__What to do__
No pictures, please. Copy exactly the lines from the one with "Output a JSON" through the final line below.

[Source data]
═══
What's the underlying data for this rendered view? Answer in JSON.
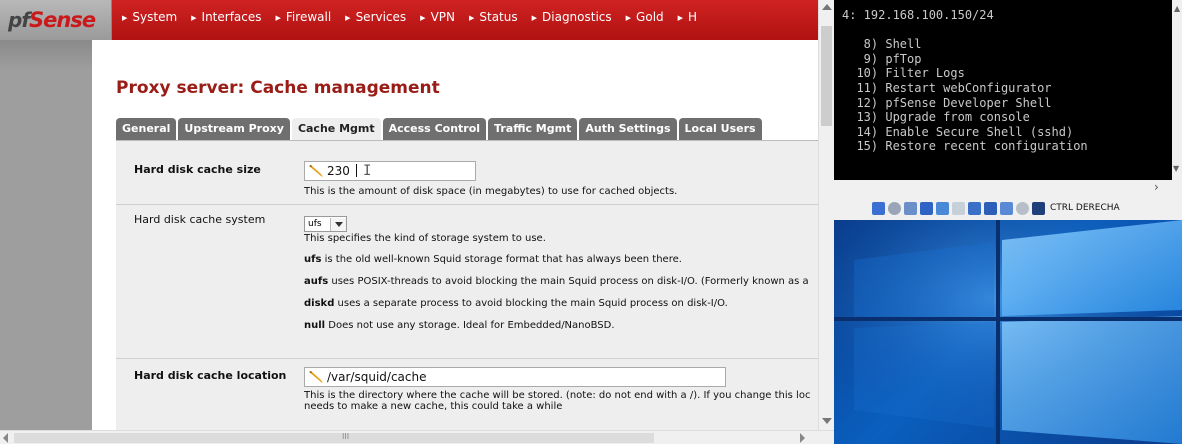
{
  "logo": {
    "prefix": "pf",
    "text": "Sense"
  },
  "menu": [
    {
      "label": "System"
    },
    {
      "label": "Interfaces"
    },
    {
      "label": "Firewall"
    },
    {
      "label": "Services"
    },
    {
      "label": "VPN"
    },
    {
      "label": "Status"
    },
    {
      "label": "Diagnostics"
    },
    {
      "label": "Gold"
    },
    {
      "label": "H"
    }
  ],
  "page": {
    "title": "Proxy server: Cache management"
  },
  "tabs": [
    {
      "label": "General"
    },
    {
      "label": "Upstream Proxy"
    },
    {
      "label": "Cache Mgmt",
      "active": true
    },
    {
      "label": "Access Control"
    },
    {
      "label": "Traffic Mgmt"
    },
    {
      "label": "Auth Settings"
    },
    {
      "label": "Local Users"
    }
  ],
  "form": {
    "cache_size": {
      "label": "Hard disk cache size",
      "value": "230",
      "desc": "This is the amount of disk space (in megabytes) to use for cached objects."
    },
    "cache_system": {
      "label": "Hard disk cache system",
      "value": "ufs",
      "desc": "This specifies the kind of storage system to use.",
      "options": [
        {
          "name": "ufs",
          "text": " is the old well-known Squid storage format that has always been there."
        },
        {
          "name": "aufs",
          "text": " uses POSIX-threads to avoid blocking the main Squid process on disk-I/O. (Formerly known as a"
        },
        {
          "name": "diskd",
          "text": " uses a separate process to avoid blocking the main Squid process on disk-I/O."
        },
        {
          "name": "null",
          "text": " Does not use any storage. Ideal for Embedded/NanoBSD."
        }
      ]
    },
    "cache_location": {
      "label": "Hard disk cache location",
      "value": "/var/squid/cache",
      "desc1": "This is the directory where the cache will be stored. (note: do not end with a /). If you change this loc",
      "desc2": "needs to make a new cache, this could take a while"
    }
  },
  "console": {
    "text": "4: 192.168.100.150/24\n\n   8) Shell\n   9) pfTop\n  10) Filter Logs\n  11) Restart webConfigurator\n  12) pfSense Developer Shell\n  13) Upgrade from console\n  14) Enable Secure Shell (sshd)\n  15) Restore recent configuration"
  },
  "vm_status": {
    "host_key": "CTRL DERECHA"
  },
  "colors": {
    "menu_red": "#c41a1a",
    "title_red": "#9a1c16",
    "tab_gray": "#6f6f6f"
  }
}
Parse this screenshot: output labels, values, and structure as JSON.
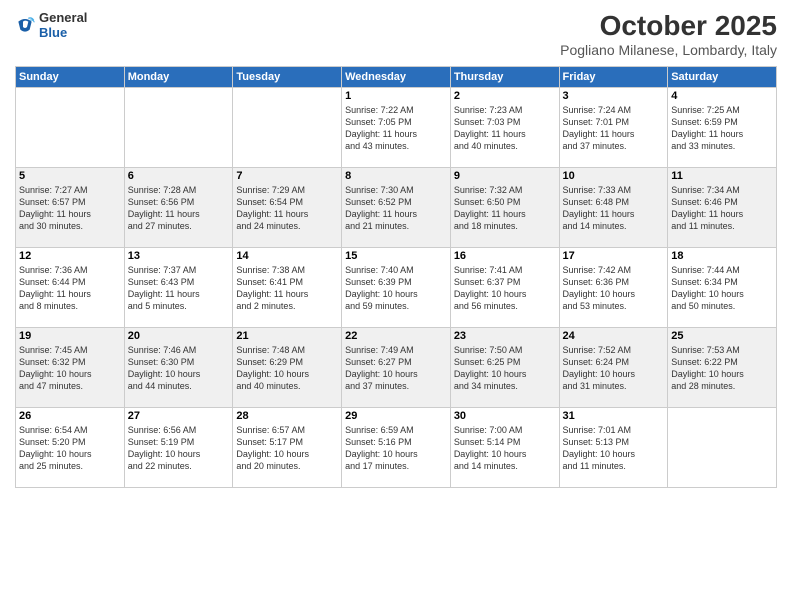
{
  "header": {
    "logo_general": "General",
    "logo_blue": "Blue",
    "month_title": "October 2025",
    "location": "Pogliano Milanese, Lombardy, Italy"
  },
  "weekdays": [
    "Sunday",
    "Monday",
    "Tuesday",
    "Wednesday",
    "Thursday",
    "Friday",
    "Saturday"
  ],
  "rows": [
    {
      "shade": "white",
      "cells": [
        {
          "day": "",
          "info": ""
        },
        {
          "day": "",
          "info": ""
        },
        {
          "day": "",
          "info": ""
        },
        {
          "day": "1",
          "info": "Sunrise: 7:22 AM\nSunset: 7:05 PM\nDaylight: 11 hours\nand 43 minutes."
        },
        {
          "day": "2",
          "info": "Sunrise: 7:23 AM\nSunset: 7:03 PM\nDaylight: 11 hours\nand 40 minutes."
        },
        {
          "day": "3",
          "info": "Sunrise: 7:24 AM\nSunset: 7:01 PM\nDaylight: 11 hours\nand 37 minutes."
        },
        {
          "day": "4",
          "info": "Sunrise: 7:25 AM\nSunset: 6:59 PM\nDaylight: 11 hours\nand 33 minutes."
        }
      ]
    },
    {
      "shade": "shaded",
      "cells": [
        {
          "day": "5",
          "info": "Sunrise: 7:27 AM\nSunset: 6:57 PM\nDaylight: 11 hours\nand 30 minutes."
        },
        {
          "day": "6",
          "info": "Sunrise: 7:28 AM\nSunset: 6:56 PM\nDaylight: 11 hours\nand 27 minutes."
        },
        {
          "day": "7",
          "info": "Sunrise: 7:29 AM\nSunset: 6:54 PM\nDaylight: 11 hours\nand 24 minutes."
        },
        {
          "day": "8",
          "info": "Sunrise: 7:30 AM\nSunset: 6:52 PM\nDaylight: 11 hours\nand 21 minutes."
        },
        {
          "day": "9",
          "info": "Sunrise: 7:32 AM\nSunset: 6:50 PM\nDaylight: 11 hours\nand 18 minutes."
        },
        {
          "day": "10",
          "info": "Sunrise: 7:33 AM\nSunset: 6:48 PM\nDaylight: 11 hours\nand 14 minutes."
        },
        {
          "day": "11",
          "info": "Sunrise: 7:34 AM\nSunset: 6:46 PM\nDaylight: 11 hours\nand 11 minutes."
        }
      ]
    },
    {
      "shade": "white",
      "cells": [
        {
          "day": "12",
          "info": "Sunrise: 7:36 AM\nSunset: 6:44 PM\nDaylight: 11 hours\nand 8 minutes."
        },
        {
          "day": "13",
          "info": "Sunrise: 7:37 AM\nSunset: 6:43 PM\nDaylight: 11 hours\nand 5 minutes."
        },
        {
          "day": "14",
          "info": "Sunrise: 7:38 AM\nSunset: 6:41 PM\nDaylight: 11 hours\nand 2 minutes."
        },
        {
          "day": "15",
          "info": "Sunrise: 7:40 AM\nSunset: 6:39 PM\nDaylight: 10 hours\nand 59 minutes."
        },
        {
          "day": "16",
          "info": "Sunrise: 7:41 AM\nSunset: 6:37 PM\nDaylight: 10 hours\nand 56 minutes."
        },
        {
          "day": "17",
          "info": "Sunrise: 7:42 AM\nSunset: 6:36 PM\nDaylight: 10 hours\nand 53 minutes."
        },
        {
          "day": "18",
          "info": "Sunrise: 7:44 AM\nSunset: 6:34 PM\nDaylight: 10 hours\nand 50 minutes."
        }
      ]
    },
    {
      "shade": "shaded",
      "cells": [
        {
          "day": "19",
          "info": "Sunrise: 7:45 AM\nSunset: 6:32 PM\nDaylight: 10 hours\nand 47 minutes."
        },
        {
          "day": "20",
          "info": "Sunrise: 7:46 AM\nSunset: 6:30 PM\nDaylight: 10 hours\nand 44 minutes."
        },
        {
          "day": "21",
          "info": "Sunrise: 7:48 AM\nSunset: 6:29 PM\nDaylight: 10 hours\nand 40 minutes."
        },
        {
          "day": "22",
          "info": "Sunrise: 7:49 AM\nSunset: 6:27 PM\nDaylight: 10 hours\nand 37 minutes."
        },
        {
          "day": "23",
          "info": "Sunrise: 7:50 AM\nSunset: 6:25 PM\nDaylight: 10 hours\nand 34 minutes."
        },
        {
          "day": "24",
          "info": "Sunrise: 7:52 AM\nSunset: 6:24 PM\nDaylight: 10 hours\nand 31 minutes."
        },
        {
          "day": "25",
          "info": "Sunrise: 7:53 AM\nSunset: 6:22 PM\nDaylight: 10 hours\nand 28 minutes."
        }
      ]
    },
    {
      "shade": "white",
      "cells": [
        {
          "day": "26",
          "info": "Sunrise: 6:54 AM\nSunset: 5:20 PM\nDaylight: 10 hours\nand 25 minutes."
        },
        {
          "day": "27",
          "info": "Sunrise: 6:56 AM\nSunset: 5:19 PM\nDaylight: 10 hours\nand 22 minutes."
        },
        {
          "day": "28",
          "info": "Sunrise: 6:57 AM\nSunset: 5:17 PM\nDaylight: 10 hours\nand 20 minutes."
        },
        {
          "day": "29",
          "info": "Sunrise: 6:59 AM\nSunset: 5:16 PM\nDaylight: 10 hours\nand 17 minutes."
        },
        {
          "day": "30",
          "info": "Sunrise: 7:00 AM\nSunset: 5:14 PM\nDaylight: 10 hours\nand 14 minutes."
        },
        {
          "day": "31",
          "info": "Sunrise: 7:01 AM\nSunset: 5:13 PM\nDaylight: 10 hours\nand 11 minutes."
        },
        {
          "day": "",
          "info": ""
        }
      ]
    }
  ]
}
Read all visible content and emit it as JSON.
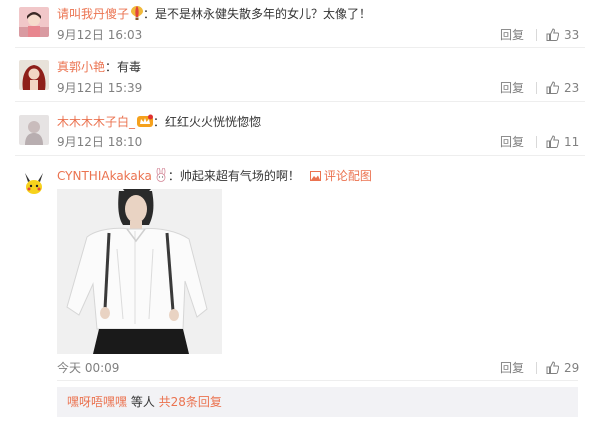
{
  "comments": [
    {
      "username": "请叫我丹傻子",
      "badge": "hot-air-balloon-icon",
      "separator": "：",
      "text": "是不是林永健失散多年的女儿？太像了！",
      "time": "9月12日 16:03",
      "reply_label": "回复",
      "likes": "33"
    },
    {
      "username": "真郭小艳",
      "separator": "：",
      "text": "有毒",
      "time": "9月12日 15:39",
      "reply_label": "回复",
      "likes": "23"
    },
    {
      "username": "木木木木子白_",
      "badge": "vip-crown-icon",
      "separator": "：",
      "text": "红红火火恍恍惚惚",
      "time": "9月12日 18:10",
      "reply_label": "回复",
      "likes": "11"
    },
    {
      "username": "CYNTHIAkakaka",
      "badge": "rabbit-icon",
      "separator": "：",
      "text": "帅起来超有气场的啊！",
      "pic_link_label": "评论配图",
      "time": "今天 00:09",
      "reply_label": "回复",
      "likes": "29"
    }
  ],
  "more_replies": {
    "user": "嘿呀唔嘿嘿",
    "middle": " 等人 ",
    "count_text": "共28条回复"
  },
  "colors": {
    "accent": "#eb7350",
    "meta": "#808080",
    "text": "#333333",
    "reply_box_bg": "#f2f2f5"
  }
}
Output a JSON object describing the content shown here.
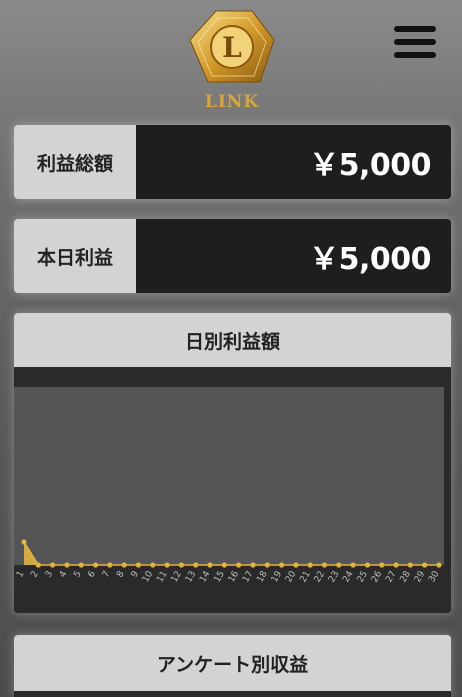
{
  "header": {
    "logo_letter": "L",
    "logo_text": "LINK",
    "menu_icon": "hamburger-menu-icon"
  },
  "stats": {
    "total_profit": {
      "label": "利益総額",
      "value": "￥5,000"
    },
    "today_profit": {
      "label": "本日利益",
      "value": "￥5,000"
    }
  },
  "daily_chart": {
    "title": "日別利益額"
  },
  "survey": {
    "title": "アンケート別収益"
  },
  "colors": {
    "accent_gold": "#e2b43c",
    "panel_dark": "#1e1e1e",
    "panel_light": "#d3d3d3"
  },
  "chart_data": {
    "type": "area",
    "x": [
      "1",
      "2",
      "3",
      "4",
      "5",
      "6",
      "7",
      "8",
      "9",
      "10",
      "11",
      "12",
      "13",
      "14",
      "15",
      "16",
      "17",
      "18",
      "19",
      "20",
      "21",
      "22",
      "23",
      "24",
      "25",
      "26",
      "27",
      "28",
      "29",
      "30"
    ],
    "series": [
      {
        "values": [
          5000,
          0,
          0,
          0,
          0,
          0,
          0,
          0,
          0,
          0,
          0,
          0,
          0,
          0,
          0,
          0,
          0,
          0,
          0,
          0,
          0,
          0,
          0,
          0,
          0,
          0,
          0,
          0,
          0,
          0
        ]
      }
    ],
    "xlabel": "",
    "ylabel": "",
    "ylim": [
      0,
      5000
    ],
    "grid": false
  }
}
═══
__Finished exercise__
Output a JSON object describing the content shown here.
{
  "header": {
    "logo_letter": "L",
    "logo_text": "LINK",
    "menu_icon": "hamburger-menu-icon"
  },
  "stats": {
    "total_profit": {
      "label": "利益総額",
      "value": "￥5,000"
    },
    "today_profit": {
      "label": "本日利益",
      "value": "￥5,000"
    }
  },
  "daily_chart": {
    "title": "日別利益額"
  },
  "survey": {
    "title": "アンケート別収益"
  },
  "colors": {
    "accent_gold": "#e2b43c",
    "panel_dark": "#1e1e1e",
    "panel_light": "#d3d3d3"
  },
  "chart_data": {
    "type": "area",
    "x": [
      "1",
      "2",
      "3",
      "4",
      "5",
      "6",
      "7",
      "8",
      "9",
      "10",
      "11",
      "12",
      "13",
      "14",
      "15",
      "16",
      "17",
      "18",
      "19",
      "20",
      "21",
      "22",
      "23",
      "24",
      "25",
      "26",
      "27",
      "28",
      "29",
      "30"
    ],
    "series": [
      {
        "values": [
          5000,
          0,
          0,
          0,
          0,
          0,
          0,
          0,
          0,
          0,
          0,
          0,
          0,
          0,
          0,
          0,
          0,
          0,
          0,
          0,
          0,
          0,
          0,
          0,
          0,
          0,
          0,
          0,
          0,
          0
        ]
      }
    ],
    "xlabel": "",
    "ylabel": "",
    "ylim": [
      0,
      5000
    ],
    "grid": false
  }
}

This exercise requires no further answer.